The rules of poker are simple, but there are many strategies that can be used to win the game. To play poker successfully, you must be able to read your opponents, and this can be done by observing their body language and how they move around the table. This will tell you a lot about what kind of player they are, and how to approach them.

You should always be thinking about how to improve your poker strategy, and this is why it’s important to find a coach or mentor who can help you. There are also many books available on the subject of poker, and you can learn a lot by reading them. However, it’s best to take the time to develop your own poker strategy by studying your own games and taking notes. Some players even discuss their own hands with other players for a more objective look at their own playing style.

Poker can have a lot of benefits, especially for people who work in the business world. It can improve your decision-making and strategic skills, and it can also help you learn how to deal with stress. The more you play, the better you will become at poker, and the less luck you’ll need to have in order to win.

It’s essential to know how much money you can afford to lose before you start playing poker. You should only gamble with money that you can afford to lose, and you should never bet more than that amount in a single hand. It’s also a good idea to keep track of your wins and losses so that you can see how your bankroll is growing or shrinking.

One of the most crucial things to remember about poker is that it’s not as easy as some people make it seem. It takes a lot of practice and dedication, and there will be times when you lose. But if you keep improving your game and learn from your mistakes, you can eventually become a winning player.

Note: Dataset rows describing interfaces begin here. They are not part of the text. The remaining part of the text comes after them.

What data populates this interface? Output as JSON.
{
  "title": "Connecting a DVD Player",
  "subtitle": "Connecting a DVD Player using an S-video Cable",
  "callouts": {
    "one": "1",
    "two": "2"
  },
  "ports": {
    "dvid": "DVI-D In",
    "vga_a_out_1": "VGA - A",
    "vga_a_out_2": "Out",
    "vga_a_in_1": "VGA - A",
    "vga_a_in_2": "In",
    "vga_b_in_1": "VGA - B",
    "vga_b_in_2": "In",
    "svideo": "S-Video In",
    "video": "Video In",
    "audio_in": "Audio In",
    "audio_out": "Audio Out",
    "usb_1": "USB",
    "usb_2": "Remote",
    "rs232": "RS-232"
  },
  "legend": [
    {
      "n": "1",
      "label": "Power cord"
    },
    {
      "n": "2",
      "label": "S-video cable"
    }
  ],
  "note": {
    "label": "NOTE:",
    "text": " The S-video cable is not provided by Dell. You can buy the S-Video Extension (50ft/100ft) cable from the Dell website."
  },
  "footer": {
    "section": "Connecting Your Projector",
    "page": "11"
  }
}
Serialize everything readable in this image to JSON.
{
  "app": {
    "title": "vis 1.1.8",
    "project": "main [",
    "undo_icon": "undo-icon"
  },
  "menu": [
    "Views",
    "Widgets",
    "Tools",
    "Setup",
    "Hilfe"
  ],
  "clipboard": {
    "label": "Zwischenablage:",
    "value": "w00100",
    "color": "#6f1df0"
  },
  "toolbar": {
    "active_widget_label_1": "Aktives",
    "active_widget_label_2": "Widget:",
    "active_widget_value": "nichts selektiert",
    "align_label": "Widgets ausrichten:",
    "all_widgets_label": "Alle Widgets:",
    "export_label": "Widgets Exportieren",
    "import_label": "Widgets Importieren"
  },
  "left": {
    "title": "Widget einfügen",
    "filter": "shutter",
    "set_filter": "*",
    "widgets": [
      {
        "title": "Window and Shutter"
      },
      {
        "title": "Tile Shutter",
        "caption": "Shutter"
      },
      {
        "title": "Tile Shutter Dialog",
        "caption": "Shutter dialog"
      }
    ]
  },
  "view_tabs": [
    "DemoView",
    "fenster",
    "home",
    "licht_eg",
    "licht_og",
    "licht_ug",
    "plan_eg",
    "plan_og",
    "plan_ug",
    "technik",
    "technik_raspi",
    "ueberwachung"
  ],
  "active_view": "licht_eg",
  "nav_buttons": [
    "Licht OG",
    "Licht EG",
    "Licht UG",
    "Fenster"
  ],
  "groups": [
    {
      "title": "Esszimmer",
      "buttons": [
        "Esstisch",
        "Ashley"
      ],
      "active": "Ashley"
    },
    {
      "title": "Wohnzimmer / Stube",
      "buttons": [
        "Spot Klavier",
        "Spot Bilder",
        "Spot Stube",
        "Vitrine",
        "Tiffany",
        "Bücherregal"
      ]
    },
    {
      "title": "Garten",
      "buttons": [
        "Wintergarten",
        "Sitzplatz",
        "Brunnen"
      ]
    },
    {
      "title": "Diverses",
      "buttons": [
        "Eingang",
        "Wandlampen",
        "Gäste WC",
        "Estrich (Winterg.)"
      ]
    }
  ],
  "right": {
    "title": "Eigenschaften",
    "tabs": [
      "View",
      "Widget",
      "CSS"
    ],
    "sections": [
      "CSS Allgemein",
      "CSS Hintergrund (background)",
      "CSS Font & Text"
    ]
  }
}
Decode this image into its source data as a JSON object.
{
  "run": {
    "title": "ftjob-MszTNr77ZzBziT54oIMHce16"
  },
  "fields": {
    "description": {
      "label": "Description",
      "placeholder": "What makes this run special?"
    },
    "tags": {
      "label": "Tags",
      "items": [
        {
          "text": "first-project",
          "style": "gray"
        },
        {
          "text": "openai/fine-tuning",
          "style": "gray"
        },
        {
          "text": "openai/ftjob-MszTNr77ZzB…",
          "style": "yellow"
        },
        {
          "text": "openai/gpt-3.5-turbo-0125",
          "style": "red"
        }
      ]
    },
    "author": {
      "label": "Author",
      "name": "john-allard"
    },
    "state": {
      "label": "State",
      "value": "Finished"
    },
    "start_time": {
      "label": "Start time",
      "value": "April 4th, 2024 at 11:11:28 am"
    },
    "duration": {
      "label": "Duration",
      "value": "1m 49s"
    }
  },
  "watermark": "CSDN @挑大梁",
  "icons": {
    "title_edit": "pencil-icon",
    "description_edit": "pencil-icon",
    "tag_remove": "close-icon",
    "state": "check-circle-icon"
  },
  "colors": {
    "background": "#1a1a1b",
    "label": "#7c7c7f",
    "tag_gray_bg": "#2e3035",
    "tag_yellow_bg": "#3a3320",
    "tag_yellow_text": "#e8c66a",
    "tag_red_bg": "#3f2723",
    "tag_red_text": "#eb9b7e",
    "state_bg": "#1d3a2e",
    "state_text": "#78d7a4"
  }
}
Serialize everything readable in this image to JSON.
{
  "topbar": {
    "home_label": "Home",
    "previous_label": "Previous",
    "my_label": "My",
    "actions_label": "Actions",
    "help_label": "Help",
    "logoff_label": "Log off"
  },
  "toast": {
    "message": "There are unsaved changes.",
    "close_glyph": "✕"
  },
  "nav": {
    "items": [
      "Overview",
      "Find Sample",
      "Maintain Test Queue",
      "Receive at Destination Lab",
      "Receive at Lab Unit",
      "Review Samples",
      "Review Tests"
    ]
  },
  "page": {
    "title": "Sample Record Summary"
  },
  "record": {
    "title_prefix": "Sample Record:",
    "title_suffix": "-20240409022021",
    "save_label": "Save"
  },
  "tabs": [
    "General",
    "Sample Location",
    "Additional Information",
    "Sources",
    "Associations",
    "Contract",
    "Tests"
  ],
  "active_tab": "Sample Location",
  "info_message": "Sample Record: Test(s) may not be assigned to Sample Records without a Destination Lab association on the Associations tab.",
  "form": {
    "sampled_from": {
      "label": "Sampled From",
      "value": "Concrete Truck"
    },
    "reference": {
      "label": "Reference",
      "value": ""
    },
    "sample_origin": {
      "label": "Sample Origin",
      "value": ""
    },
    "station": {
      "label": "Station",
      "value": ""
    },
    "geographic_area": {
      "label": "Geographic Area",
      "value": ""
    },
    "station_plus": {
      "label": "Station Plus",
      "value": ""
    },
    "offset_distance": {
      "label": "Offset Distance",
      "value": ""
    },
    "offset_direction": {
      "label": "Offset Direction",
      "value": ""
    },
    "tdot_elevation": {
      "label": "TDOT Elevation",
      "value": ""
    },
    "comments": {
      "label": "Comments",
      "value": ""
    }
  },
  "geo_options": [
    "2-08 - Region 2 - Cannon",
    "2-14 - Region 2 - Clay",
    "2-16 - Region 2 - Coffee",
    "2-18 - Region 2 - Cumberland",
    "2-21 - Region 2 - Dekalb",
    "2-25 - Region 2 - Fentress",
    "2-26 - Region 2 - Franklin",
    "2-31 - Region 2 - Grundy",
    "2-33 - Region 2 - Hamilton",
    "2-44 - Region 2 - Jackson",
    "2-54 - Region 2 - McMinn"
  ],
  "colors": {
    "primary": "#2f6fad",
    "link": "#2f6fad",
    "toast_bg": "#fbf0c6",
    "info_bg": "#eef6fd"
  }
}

In addition to learning how to read your opponents and developing a solid poker strategy, it’s essential to have a good mental attitude. Practicing meditation and reducing stress levels can also improve your poker game. You’ll be able to focus more clearly on your hands and make better decisions at the table. Moreover, you’ll be able to handle the ups and downs of the game more easily.